How much does Penn use rank in decisions?

<p>What if someone is ranked 10/53? Is there even any point of applying at all?</p>

A lot of people on CC keep telling me that you only get into Ivys if you're ranked 1or 2.
But I can't believe that for some reason, especially since people have different reasons for rank.
And some schools go out of their way to actually give you a rank #, whilst others only give a vague %. When it comes to %, I'm sure Penn accepts people in the top 20%.</p>

<p>IMO, this totally depends on the school you are coming out of...Is it a Penn feeder school? Students that have been accepted in the past; what has been their rank????</p>

<p>spiralcloud: find out these answers..if you are coming out of a prestigious private school that Penn "loves" you could be ranked 53 and be admitted.......if you get my drift.....</p>

<p>I think if you are applying for UPenn college of arts and sciences or for Engineering the rank does not matter as much. However, the selection process for Wharton or any of the dual-degree programs is a lot more rigorous and I would believe that rank would play a bigger role. Rank is less important than the holistic picture of the student (especially in schools with very challenging curriculums)</p>

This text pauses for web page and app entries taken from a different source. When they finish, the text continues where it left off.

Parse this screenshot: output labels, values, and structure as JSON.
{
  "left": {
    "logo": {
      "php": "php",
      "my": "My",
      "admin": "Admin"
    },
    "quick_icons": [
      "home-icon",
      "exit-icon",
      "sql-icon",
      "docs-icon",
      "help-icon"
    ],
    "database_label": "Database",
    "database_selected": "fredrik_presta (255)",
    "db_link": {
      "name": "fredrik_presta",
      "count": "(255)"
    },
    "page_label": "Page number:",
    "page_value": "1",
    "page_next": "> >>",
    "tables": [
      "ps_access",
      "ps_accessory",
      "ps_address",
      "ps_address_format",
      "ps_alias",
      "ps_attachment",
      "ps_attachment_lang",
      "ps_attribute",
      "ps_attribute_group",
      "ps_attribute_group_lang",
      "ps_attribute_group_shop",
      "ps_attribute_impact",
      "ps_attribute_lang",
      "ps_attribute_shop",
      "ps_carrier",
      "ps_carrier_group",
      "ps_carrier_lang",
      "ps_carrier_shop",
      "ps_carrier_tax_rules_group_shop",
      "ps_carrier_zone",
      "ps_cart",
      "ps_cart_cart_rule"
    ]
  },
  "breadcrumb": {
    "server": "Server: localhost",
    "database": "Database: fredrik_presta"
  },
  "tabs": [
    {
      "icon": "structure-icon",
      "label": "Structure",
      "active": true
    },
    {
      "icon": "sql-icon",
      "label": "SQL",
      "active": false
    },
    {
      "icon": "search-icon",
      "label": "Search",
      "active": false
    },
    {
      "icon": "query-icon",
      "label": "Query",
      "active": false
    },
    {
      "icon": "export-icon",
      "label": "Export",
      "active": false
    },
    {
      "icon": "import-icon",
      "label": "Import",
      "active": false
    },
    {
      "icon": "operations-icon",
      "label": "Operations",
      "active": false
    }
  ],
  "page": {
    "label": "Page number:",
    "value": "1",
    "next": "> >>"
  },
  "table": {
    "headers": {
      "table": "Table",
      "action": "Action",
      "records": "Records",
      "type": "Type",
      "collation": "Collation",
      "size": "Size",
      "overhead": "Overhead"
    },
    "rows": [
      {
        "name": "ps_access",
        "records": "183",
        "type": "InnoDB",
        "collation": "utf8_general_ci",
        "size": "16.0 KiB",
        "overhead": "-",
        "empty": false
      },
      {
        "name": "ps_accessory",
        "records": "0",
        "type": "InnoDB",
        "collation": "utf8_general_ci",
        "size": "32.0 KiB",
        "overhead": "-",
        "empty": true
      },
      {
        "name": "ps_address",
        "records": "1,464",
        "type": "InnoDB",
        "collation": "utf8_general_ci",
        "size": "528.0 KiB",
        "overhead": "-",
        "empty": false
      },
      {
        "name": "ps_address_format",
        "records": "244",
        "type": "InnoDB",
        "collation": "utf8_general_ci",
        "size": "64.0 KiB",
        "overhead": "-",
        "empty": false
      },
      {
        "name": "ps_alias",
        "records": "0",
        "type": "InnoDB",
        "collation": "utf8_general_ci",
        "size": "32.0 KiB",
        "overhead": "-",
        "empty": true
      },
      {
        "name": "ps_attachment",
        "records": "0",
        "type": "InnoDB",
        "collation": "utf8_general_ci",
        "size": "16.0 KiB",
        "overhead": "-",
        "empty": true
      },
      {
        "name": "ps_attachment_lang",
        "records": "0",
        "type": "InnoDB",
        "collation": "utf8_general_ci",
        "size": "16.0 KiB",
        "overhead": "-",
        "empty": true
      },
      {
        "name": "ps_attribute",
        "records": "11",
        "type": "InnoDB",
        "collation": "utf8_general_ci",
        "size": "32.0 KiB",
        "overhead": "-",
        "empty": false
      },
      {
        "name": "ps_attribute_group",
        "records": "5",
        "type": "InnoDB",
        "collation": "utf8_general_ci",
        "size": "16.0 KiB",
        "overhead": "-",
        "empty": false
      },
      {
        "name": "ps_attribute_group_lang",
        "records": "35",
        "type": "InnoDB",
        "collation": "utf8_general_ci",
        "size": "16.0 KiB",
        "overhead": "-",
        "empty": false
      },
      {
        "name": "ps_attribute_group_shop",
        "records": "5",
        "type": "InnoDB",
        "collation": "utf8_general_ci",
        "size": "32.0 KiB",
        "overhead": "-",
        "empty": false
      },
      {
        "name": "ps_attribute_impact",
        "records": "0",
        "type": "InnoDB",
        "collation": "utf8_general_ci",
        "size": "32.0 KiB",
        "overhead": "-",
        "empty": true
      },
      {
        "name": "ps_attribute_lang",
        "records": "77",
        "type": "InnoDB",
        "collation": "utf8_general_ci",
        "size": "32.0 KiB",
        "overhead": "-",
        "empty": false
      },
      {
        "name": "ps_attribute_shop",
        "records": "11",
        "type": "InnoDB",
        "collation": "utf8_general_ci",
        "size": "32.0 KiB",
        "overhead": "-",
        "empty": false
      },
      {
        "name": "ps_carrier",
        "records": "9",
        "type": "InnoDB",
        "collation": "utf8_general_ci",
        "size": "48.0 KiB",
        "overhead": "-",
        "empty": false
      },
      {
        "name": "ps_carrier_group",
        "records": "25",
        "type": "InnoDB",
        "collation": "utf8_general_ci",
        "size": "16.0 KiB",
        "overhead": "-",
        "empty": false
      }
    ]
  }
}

<p>well my school is not a Penn feeder school: its in AZ, there's no AP/IB, but its challenging enough (college-prep)
its stats are good:
Median Act score; 27
Median SAT score: 1200 (CR + Math)
usually 6-9 national merit finalists/commended
low-income area</p>

<p>well, the only thing I'm worried about is if I'm an automatic reject because my class rank is low, btw I'm thinking wharton </p>

<p>i think I can bring my rank up a few places (max. 6/53) before college application time though</p>

<p>I'll have around a 3.85 GPA (B's in freshman bio, poetry, and music--but all A's in sophomore year)</p>

<p>I haven't started junior year yet, but my college counselor is holding a class session thing in a couple days and we're supposed to research some "reach" schools for "homework"--I'm just worried that wharton is too extreme of a reach to even bother</p>


<p>Yes, you can still be admitted with a 10/53...but you'll probably need a hook cause SATs and GPA alone wont make up for that rank.</p>

<p>Penn loves rank. When I visited for the engineering admitted students weekend, the admissions director told me about what they do on the first day of orientation for engineering students. They put them all in one room, and ask all the valedictorians to move to one side of the room and all the salutatorians to move to the other side of the room. Guess what? Supposedly barely anybody was left in the middle of the room.</p>

<p>well yeah, they have a lot of vals and sals there, but it could just be because #1s and #2s are more likely to have high SATs and other academic stuff than other kids... I was just wondering if rank makes a difference to the application by itself (aka is rank a big enough factor for a person to be rejected right away)</p>

<p>Lol, now I feel like ****, being 51/354 with a 4.0 since Sophomore year, and the only problem that my rank is lower is because I'm missing 3 credits because my school in Australia didn't transfer my second semester of freshmen year (hence I'm missing 3 credits as opposed to everyone else).
If Penn is really shallow and superficial about rank, I'm screwed T_T</p>

<p>spiralcloud- where do you go to school? if you're comfortable naming it, you can. i went to high school in az and am pretty familiar with the local schools. in my opinion, applying from an az non-feeder school is a plus; penn thinks we're underprivileged ;-)</p>

<p>if I said the name of my school, it would be wayy to obvious who I am...but my school is not a feeder school</p>

<p>Haha, what, are you a state-renowned high-schooler? ;-) lol no worries i respect that, better than the life i now lead where everyone knows who i am by connecting some dots</p>

<p>no, but there's people from my school on this board...and I don't really want them to know who I am</p>

<p>I'd say it uses it quite a bit..</p>